Reproduce, without alteration, every line of the data; exclude the images.

───── MATERIALS PROVIDED

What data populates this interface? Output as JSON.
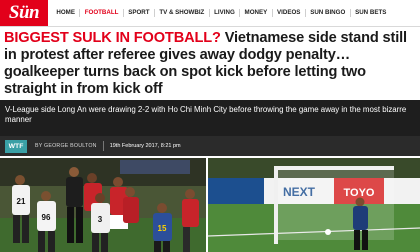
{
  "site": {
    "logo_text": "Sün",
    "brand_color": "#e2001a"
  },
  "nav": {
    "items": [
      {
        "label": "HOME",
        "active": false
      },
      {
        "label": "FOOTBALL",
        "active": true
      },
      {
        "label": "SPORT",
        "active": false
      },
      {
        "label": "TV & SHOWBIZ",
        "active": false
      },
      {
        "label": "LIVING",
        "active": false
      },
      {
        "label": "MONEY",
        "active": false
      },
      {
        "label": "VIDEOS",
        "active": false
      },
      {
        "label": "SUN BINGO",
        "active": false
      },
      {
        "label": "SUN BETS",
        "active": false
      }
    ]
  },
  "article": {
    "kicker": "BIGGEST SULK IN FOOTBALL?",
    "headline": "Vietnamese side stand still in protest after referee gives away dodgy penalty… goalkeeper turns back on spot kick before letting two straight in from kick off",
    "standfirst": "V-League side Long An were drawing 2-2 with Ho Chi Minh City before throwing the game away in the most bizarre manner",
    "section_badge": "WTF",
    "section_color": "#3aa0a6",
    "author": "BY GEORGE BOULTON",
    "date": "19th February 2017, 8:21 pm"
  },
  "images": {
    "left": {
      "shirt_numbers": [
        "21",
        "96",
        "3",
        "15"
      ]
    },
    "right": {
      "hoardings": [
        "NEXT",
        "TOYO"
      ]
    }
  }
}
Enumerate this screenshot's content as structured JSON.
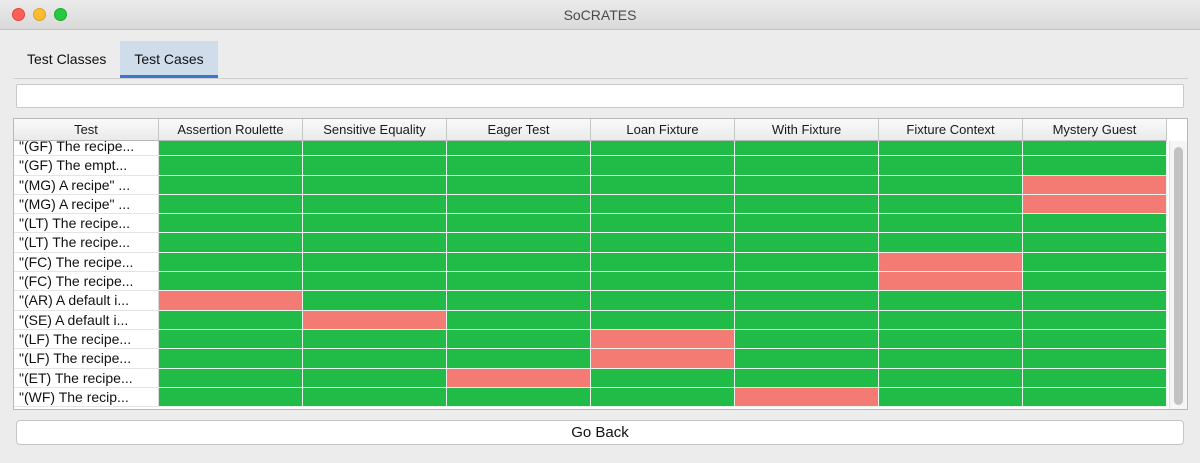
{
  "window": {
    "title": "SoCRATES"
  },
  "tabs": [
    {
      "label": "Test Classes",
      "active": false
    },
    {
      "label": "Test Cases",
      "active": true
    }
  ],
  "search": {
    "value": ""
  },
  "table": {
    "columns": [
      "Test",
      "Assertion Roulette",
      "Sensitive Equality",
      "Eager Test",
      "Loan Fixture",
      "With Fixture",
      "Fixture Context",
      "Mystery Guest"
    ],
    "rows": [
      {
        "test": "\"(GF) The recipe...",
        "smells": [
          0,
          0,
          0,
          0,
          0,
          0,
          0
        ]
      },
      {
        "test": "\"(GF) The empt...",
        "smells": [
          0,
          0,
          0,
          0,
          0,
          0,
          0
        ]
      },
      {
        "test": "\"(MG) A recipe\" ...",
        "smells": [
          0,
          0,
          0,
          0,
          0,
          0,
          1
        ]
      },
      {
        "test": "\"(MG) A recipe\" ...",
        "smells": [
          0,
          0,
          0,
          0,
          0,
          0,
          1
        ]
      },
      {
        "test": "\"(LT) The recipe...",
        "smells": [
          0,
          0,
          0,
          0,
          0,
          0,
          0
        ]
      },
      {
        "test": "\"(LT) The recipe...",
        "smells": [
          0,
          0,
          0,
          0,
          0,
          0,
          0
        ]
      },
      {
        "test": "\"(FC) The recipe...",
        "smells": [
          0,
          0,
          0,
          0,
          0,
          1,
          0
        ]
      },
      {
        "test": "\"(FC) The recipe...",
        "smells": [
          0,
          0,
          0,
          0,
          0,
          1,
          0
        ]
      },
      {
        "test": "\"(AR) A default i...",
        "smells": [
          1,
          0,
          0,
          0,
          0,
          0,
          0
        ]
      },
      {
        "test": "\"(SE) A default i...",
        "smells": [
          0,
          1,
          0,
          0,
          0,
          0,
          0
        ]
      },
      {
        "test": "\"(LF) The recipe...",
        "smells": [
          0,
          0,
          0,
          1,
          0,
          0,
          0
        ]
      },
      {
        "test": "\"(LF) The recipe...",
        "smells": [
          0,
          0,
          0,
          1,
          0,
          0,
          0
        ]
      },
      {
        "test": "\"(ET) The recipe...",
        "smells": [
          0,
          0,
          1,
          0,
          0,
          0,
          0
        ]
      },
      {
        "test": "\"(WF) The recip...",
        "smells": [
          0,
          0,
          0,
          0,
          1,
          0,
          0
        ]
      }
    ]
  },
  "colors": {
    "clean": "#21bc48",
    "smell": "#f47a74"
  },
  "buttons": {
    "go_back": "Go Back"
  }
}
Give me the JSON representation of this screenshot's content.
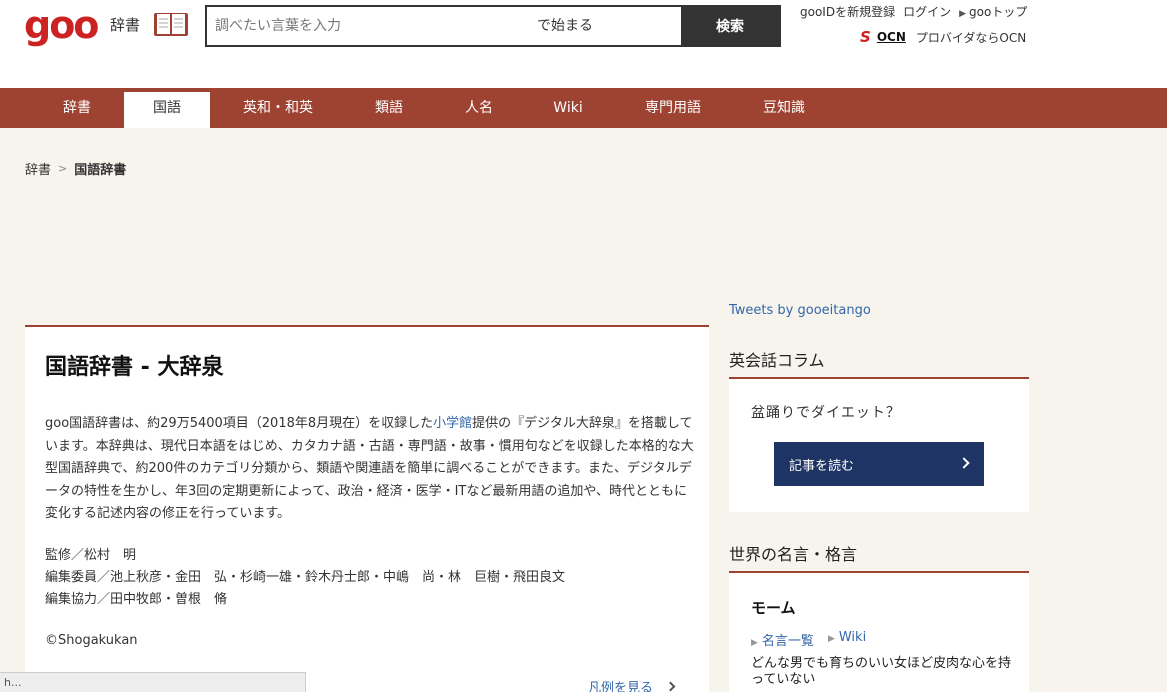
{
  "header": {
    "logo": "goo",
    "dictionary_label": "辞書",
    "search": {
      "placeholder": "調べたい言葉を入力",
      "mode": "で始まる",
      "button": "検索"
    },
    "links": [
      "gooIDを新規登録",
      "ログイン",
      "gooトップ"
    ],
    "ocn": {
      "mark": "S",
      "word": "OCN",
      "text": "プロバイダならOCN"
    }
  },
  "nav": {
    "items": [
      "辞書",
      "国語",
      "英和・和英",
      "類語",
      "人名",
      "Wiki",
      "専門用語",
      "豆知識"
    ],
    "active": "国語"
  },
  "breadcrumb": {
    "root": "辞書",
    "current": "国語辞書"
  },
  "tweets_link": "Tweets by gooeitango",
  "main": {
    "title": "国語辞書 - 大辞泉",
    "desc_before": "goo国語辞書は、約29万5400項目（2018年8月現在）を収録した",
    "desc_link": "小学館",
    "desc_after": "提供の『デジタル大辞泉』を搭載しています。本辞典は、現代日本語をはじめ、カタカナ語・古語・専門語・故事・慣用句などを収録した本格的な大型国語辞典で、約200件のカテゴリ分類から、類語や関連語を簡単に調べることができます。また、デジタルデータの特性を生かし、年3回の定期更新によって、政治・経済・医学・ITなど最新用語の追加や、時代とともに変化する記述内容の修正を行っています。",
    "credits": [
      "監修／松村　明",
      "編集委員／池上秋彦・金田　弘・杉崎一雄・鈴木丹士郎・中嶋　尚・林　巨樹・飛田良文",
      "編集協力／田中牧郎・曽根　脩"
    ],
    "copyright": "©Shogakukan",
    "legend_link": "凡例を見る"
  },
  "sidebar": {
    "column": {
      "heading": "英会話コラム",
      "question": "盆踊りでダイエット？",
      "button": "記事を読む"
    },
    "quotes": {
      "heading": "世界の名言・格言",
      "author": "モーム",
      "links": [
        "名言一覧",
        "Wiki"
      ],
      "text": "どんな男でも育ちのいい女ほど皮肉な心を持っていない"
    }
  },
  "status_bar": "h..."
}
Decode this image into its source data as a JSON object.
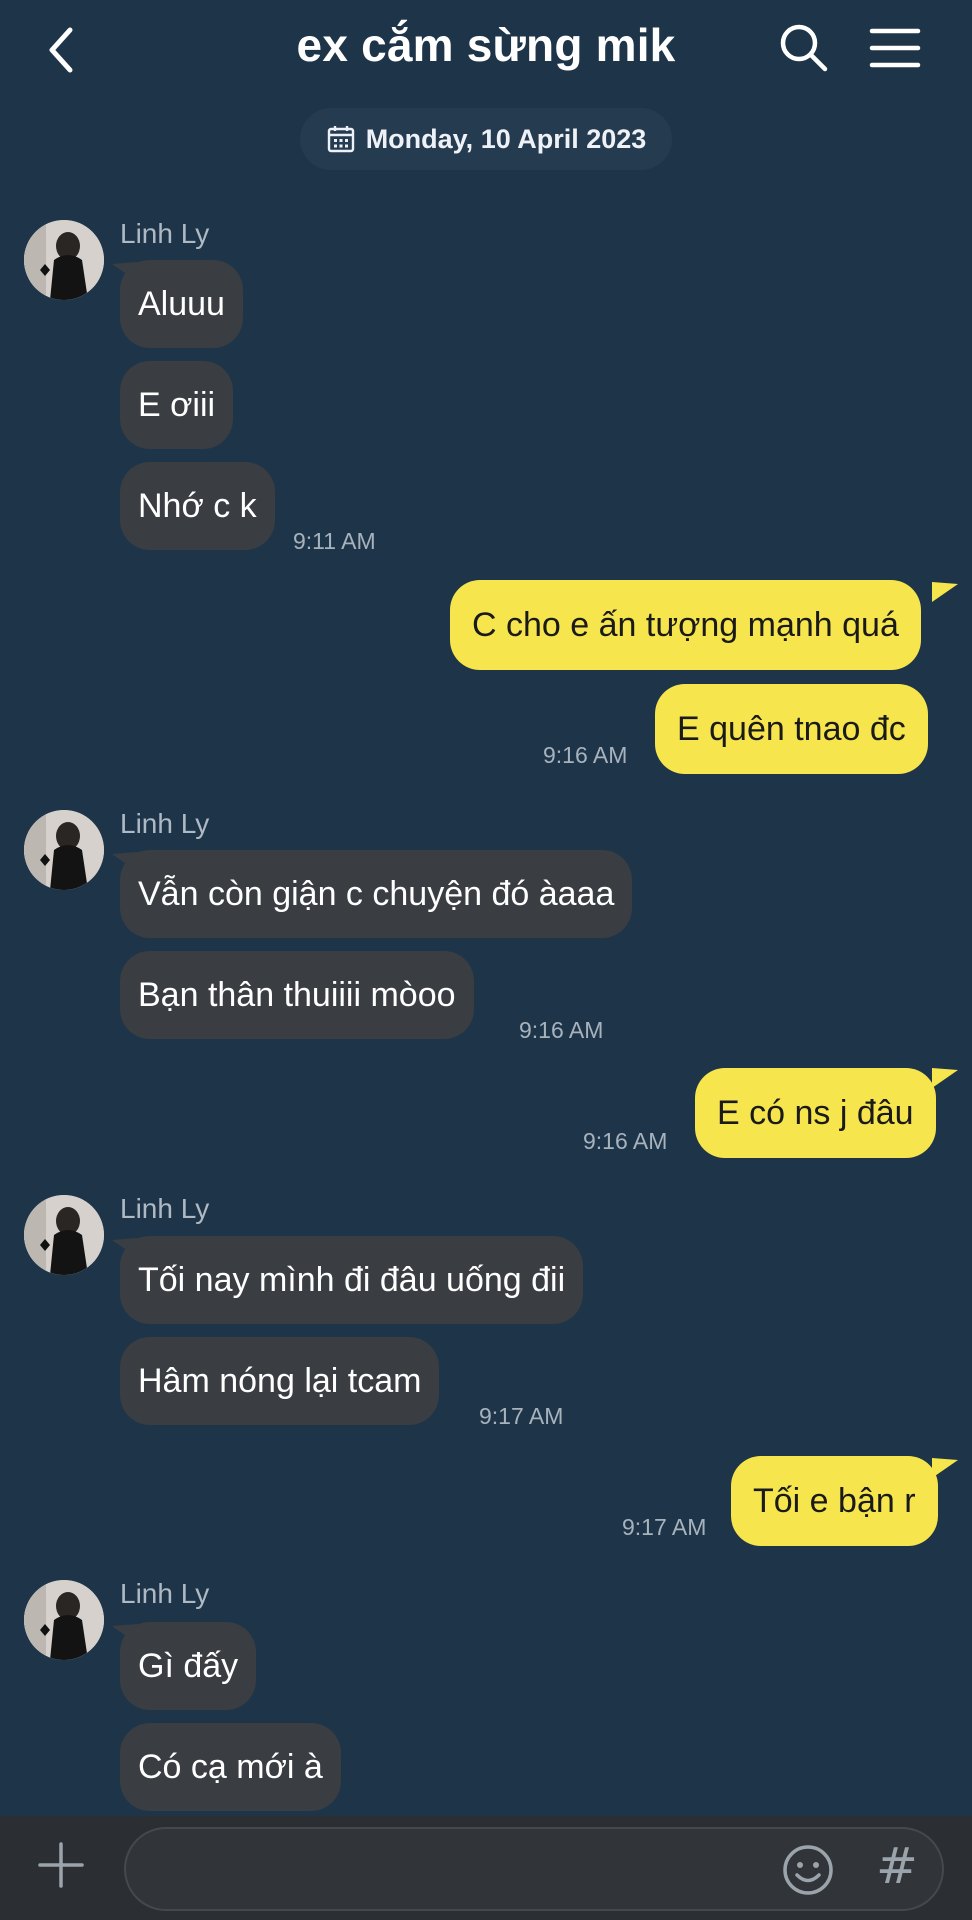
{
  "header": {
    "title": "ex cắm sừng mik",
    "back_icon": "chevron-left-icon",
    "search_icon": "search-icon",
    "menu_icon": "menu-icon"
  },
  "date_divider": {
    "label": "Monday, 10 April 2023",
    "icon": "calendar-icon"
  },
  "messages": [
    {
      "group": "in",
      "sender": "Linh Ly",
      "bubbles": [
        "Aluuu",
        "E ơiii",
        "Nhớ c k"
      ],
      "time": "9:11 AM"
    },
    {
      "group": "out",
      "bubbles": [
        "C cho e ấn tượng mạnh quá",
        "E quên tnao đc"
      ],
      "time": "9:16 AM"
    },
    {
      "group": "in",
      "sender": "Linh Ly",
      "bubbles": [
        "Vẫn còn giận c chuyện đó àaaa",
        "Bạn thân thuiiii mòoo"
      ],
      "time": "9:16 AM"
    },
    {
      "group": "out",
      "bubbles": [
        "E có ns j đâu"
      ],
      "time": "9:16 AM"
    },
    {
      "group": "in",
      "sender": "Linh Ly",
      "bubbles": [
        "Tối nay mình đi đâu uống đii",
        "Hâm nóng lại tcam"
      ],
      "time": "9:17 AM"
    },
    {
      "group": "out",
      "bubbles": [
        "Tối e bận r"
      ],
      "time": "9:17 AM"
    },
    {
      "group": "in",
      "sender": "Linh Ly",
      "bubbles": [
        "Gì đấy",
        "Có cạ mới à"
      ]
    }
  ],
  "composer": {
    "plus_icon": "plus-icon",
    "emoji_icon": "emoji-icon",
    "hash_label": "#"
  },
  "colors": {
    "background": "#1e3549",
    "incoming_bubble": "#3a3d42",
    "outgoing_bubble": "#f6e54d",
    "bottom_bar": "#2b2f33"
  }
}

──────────

SOLVED PROBLEM:
What data populates this interface? Output as JSON.
{
  "site": {
    "logo_text": "Sün",
    "brand_color": "#e2001a"
  },
  "nav": {
    "items": [
      {
        "label": "HOME",
        "active": false
      },
      {
        "label": "FOOTBALL",
        "active": true
      },
      {
        "label": "SPORT",
        "active": false
      },
      {
        "label": "TV & SHOWBIZ",
        "active": false
      },
      {
        "label": "LIVING",
        "active": false
      },
      {
        "label": "MONEY",
        "active": false
      },
      {
        "label": "VIDEOS",
        "active": false
      },
      {
        "label": "SUN BINGO",
        "active": false
      },
      {
        "label": "SUN BETS",
        "active": false
      }
    ]
  },
  "article": {
    "kicker": "BIGGEST SULK IN FOOTBALL?",
    "headline": "Vietnamese side stand still in protest after referee gives away dodgy penalty… goalkeeper turns back on spot kick before letting two straight in from kick off",
    "standfirst": "V-League side Long An were drawing 2-2 with Ho Chi Minh City before throwing the game away in the most bizarre manner",
    "section_badge": "WTF",
    "section_color": "#3aa0a6",
    "author": "BY GEORGE BOULTON",
    "date": "19th February 2017, 8:21 pm"
  },
  "images": {
    "left": {
      "shirt_numbers": [
        "21",
        "96",
        "3",
        "15"
      ]
    },
    "right": {
      "hoardings": [
        "NEXT",
        "TOYO"
      ]
    }
  }
}
Enumerate this screenshot's content as structured JSON.
{
  "window": {
    "title": "SoCRATES"
  },
  "tabs": [
    {
      "label": "Test Classes",
      "active": false
    },
    {
      "label": "Test Cases",
      "active": true
    }
  ],
  "search": {
    "value": ""
  },
  "table": {
    "columns": [
      "Test",
      "Assertion Roulette",
      "Sensitive Equality",
      "Eager Test",
      "Loan Fixture",
      "With Fixture",
      "Fixture Context",
      "Mystery Guest"
    ],
    "rows": [
      {
        "test": "\"(GF) The recipe...",
        "smells": [
          0,
          0,
          0,
          0,
          0,
          0,
          0
        ]
      },
      {
        "test": "\"(GF) The empt...",
        "smells": [
          0,
          0,
          0,
          0,
          0,
          0,
          0
        ]
      },
      {
        "test": "\"(MG) A recipe\" ...",
        "smells": [
          0,
          0,
          0,
          0,
          0,
          0,
          1
        ]
      },
      {
        "test": "\"(MG) A recipe\" ...",
        "smells": [
          0,
          0,
          0,
          0,
          0,
          0,
          1
        ]
      },
      {
        "test": "\"(LT) The recipe...",
        "smells": [
          0,
          0,
          0,
          0,
          0,
          0,
          0
        ]
      },
      {
        "test": "\"(LT) The recipe...",
        "smells": [
          0,
          0,
          0,
          0,
          0,
          0,
          0
        ]
      },
      {
        "test": "\"(FC) The recipe...",
        "smells": [
          0,
          0,
          0,
          0,
          0,
          1,
          0
        ]
      },
      {
        "test": "\"(FC) The recipe...",
        "smells": [
          0,
          0,
          0,
          0,
          0,
          1,
          0
        ]
      },
      {
        "test": "\"(AR) A default i...",
        "smells": [
          1,
          0,
          0,
          0,
          0,
          0,
          0
        ]
      },
      {
        "test": "\"(SE) A default i...",
        "smells": [
          0,
          1,
          0,
          0,
          0,
          0,
          0
        ]
      },
      {
        "test": "\"(LF) The recipe...",
        "smells": [
          0,
          0,
          0,
          1,
          0,
          0,
          0
        ]
      },
      {
        "test": "\"(LF) The recipe...",
        "smells": [
          0,
          0,
          0,
          1,
          0,
          0,
          0
        ]
      },
      {
        "test": "\"(ET) The recipe...",
        "smells": [
          0,
          0,
          1,
          0,
          0,
          0,
          0
        ]
      },
      {
        "test": "\"(WF) The recip...",
        "smells": [
          0,
          0,
          0,
          0,
          1,
          0,
          0
        ]
      }
    ]
  },
  "colors": {
    "clean": "#21bc48",
    "smell": "#f47a74"
  },
  "buttons": {
    "go_back": "Go Back"
  }
}
Give me the JSON representation of this screenshot's content.
{
  "header": {
    "logo": "goo",
    "dictionary_label": "辞書",
    "search": {
      "placeholder": "調べたい言葉を入力",
      "mode": "で始まる",
      "button": "検索"
    },
    "links": [
      "gooIDを新規登録",
      "ログイン",
      "gooトップ"
    ],
    "ocn": {
      "mark": "S",
      "word": "OCN",
      "text": "プロバイダならOCN"
    }
  },
  "nav": {
    "items": [
      "辞書",
      "国語",
      "英和・和英",
      "類語",
      "人名",
      "Wiki",
      "専門用語",
      "豆知識"
    ],
    "active": "国語"
  },
  "breadcrumb": {
    "root": "辞書",
    "current": "国語辞書"
  },
  "tweets_link": "Tweets by gooeitango",
  "main": {
    "title": "国語辞書 - 大辞泉",
    "desc_before": "goo国語辞書は、約29万5400項目（2018年8月現在）を収録した",
    "desc_link": "小学館",
    "desc_after": "提供の『デジタル大辞泉』を搭載しています。本辞典は、現代日本語をはじめ、カタカナ語・古語・専門語・故事・慣用句などを収録した本格的な大型国語辞典で、約200件のカテゴリ分類から、類語や関連語を簡単に調べることができます。また、デジタルデータの特性を生かし、年3回の定期更新によって、政治・経済・医学・ITなど最新用語の追加や、時代とともに変化する記述内容の修正を行っています。",
    "credits": [
      "監修／松村　明",
      "編集委員／池上秋彦・金田　弘・杉崎一雄・鈴木丹士郎・中嶋　尚・林　巨樹・飛田良文",
      "編集協力／田中牧郎・曽根　脩"
    ],
    "copyright": "©Shogakukan",
    "legend_link": "凡例を見る"
  },
  "sidebar": {
    "column": {
      "heading": "英会話コラム",
      "question": "盆踊りでダイエット？",
      "button": "記事を読む"
    },
    "quotes": {
      "heading": "世界の名言・格言",
      "author": "モーム",
      "links": [
        "名言一覧",
        "Wiki"
      ],
      "text": "どんな男でも育ちのいい女ほど皮肉な心を持っていない"
    }
  },
  "status_bar": "h..."
}
Decode this image into its source data as a JSON object.
{
  "header": {
    "title": "ex cắm sừng mik",
    "back_icon": "chevron-left-icon",
    "search_icon": "search-icon",
    "menu_icon": "menu-icon"
  },
  "date_divider": {
    "label": "Monday, 10 April 2023",
    "icon": "calendar-icon"
  },
  "messages": [
    {
      "group": "in",
      "sender": "Linh Ly",
      "bubbles": [
        "Aluuu",
        "E ơiii",
        "Nhớ c k"
      ],
      "time": "9:11 AM"
    },
    {
      "group": "out",
      "bubbles": [
        "C cho e ấn tượng mạnh quá",
        "E quên tnao đc"
      ],
      "time": "9:16 AM"
    },
    {
      "group": "in",
      "sender": "Linh Ly",
      "bubbles": [
        "Vẫn còn giận c chuyện đó àaaa",
        "Bạn thân thuiiii mòoo"
      ],
      "time": "9:16 AM"
    },
    {
      "group": "out",
      "bubbles": [
        "E có ns j đâu"
      ],
      "time": "9:16 AM"
    },
    {
      "group": "in",
      "sender": "Linh Ly",
      "bubbles": [
        "Tối nay mình đi đâu uống đii",
        "Hâm nóng lại tcam"
      ],
      "time": "9:17 AM"
    },
    {
      "group": "out",
      "bubbles": [
        "Tối e bận r"
      ],
      "time": "9:17 AM"
    },
    {
      "group": "in",
      "sender": "Linh Ly",
      "bubbles": [
        "Gì đấy",
        "Có cạ mới à"
      ]
    }
  ],
  "composer": {
    "plus_icon": "plus-icon",
    "emoji_icon": "emoji-icon",
    "hash_label": "#"
  },
  "colors": {
    "background": "#1e3549",
    "incoming_bubble": "#3a3d42",
    "outgoing_bubble": "#f6e54d",
    "bottom_bar": "#2b2f33"
  }
}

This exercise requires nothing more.